# WORK ORDER
Scan the listing and copy each line where the word "JSON" is present.
- - - -
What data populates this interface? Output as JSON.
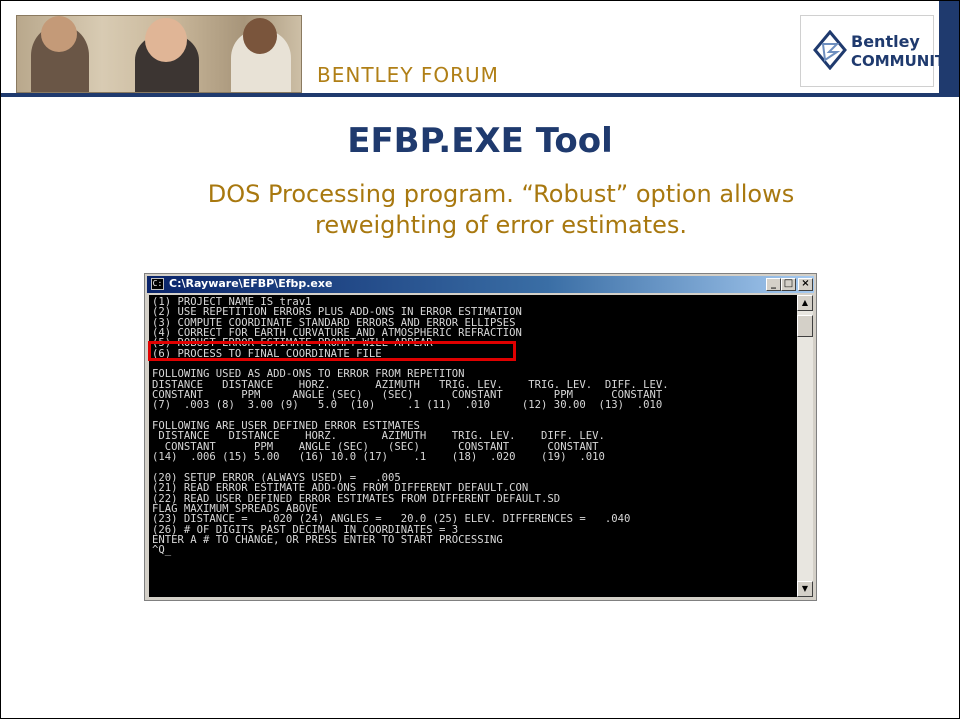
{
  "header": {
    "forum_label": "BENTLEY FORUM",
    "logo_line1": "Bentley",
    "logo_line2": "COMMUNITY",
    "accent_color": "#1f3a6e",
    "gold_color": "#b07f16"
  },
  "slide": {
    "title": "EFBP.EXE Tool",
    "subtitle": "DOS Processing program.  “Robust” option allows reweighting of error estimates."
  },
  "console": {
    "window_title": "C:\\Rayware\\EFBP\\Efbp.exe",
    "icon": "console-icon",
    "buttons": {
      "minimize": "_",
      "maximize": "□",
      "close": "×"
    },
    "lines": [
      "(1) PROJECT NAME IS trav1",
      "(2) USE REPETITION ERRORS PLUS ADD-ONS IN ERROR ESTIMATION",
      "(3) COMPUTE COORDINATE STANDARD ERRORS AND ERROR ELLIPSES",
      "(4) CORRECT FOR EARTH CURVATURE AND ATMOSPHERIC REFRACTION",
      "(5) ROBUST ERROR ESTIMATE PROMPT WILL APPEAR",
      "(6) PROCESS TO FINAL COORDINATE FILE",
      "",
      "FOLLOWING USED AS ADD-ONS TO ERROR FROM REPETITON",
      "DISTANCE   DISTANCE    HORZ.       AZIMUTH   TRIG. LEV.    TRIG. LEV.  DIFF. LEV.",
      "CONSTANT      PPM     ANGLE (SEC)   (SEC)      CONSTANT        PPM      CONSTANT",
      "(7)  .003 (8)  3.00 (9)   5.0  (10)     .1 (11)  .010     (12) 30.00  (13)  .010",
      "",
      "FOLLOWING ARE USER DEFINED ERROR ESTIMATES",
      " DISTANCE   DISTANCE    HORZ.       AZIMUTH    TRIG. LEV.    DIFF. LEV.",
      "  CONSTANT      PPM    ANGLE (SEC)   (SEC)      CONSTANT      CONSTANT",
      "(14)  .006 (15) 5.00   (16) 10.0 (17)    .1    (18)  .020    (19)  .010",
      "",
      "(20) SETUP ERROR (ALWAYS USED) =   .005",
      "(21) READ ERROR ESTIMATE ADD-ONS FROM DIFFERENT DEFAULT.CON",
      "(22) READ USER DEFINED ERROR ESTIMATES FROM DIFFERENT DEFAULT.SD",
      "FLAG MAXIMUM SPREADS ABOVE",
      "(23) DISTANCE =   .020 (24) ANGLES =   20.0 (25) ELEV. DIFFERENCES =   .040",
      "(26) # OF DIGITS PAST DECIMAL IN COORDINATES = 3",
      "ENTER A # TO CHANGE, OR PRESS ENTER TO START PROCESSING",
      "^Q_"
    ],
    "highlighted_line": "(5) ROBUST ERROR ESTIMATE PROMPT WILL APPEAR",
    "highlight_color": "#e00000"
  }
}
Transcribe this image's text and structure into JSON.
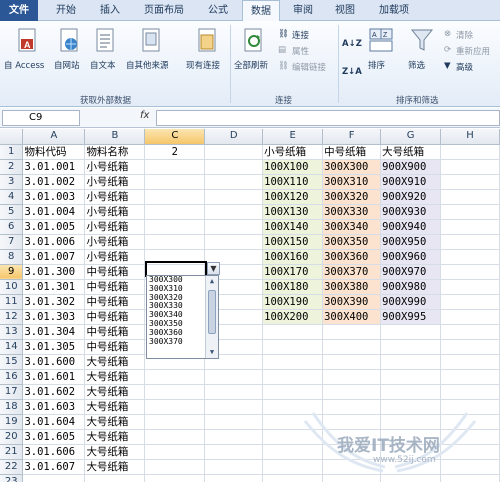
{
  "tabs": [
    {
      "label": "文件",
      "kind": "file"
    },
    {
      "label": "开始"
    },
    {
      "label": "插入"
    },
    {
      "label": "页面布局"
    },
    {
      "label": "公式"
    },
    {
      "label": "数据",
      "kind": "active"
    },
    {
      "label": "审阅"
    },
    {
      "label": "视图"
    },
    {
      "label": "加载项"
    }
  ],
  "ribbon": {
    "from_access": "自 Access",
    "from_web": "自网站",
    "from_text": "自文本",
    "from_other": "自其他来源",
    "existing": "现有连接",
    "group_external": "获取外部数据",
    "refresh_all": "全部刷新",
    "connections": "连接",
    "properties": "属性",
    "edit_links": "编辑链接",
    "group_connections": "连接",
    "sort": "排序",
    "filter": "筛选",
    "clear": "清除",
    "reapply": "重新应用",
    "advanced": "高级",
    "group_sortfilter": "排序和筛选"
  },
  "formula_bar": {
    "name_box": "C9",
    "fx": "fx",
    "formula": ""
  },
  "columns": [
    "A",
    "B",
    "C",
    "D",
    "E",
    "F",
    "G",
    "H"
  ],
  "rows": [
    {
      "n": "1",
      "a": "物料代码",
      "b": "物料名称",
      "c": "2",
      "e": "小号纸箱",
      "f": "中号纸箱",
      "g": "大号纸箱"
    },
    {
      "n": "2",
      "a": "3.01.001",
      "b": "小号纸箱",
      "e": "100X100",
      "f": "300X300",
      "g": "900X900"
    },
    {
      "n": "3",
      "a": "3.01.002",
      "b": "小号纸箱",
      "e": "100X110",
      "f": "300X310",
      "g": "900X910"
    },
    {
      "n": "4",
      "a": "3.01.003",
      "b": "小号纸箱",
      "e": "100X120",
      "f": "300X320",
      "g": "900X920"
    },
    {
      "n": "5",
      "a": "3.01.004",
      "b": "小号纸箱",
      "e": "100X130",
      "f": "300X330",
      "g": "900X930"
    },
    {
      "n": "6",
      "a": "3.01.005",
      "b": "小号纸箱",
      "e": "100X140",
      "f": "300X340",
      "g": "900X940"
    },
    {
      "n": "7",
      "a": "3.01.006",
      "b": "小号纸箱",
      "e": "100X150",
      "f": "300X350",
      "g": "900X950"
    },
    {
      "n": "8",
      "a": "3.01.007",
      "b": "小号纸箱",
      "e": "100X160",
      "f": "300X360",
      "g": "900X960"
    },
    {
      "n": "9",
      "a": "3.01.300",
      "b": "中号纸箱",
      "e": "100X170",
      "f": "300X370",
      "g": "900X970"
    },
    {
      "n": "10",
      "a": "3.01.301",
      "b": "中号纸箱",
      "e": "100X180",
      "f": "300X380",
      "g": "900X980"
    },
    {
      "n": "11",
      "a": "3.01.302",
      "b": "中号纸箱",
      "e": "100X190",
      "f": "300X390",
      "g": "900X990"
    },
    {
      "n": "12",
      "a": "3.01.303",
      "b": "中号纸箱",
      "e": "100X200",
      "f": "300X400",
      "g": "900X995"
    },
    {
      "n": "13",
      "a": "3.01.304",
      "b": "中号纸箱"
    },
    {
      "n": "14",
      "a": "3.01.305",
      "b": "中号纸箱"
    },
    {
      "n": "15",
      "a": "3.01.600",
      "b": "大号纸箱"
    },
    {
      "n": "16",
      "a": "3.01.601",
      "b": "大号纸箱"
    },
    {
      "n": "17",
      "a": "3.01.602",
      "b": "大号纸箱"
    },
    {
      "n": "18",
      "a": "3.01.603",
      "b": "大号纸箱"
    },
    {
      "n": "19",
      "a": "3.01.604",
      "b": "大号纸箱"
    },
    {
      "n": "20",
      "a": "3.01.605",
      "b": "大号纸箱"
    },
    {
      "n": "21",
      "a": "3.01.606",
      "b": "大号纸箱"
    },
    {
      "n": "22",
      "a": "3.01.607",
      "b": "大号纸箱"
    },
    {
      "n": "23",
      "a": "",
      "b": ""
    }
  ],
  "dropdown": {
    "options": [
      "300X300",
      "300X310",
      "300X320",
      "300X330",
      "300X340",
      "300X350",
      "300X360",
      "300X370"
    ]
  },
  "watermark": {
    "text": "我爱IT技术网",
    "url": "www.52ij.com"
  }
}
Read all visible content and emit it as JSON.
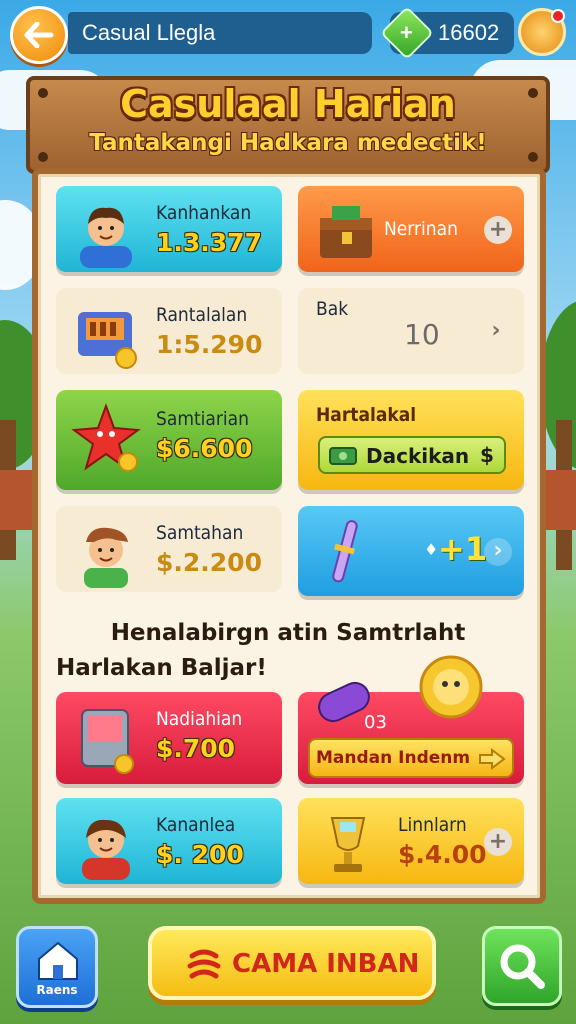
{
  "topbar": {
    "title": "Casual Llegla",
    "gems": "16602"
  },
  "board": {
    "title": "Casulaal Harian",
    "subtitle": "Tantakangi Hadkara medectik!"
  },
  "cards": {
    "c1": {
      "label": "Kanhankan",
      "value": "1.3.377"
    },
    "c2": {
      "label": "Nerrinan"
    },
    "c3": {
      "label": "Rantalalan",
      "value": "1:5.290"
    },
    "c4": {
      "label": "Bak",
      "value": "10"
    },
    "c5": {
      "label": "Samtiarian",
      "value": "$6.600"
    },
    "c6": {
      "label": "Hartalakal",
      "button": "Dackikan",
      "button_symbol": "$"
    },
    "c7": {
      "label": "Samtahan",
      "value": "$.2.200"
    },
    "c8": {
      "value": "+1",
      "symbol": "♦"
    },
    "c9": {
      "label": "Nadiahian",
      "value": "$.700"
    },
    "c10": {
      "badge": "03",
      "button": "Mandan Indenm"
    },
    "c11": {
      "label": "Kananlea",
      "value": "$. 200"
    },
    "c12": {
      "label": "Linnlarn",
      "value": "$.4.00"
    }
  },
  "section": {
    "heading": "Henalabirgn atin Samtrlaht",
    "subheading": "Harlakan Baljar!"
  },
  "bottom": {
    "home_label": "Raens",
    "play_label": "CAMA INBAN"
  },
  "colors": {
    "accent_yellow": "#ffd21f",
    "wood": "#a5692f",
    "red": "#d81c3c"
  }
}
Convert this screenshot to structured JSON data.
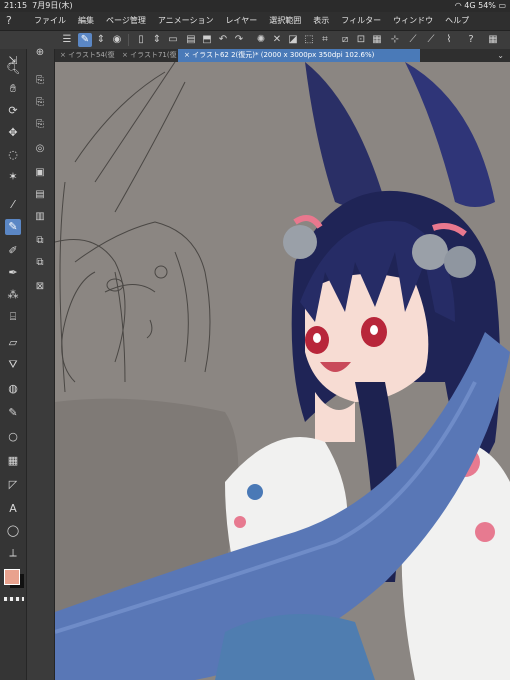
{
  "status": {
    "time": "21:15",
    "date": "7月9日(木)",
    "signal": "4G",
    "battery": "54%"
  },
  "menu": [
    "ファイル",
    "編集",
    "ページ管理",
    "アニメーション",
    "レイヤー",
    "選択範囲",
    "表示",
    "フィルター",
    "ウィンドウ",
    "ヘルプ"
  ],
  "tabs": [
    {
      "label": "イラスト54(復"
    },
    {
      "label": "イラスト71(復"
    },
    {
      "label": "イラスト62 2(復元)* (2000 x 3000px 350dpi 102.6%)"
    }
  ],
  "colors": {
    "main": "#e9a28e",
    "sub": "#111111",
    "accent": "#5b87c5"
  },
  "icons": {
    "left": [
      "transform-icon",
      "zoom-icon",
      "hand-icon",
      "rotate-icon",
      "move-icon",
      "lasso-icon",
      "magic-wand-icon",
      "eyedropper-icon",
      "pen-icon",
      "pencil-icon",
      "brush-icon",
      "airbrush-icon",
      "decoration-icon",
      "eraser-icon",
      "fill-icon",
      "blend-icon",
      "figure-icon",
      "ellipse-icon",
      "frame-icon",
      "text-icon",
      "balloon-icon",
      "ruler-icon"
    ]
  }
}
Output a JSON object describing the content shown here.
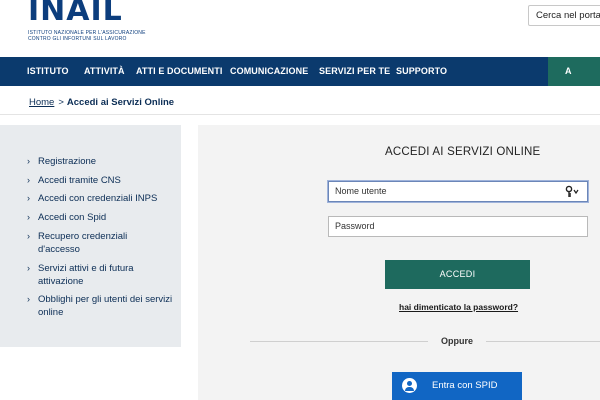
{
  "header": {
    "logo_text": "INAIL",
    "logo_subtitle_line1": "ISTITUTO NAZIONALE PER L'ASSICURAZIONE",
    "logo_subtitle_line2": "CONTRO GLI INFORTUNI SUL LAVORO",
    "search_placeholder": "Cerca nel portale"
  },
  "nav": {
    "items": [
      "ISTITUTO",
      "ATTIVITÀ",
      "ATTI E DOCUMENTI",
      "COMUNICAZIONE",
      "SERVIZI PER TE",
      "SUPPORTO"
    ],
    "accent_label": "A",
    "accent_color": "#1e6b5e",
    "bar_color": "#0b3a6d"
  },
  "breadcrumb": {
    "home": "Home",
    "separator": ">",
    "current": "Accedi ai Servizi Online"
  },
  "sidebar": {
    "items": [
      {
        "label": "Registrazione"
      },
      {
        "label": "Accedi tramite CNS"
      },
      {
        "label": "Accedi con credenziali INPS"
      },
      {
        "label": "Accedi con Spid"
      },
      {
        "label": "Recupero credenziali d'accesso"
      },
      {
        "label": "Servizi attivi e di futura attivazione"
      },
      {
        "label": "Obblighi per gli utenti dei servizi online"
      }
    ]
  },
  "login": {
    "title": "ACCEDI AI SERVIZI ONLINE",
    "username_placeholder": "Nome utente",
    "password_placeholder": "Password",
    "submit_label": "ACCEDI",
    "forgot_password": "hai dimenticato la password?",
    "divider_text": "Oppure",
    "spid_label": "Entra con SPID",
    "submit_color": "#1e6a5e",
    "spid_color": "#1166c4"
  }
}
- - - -
# ANSWER TO THE EXERCISE
What data populates this interface? Output as JSON.
Transcribe this image's text and structure into JSON.
Read all visible content and emit it as JSON.
Convert this screenshot to structured JSON data.
Output a JSON object describing the content shown here.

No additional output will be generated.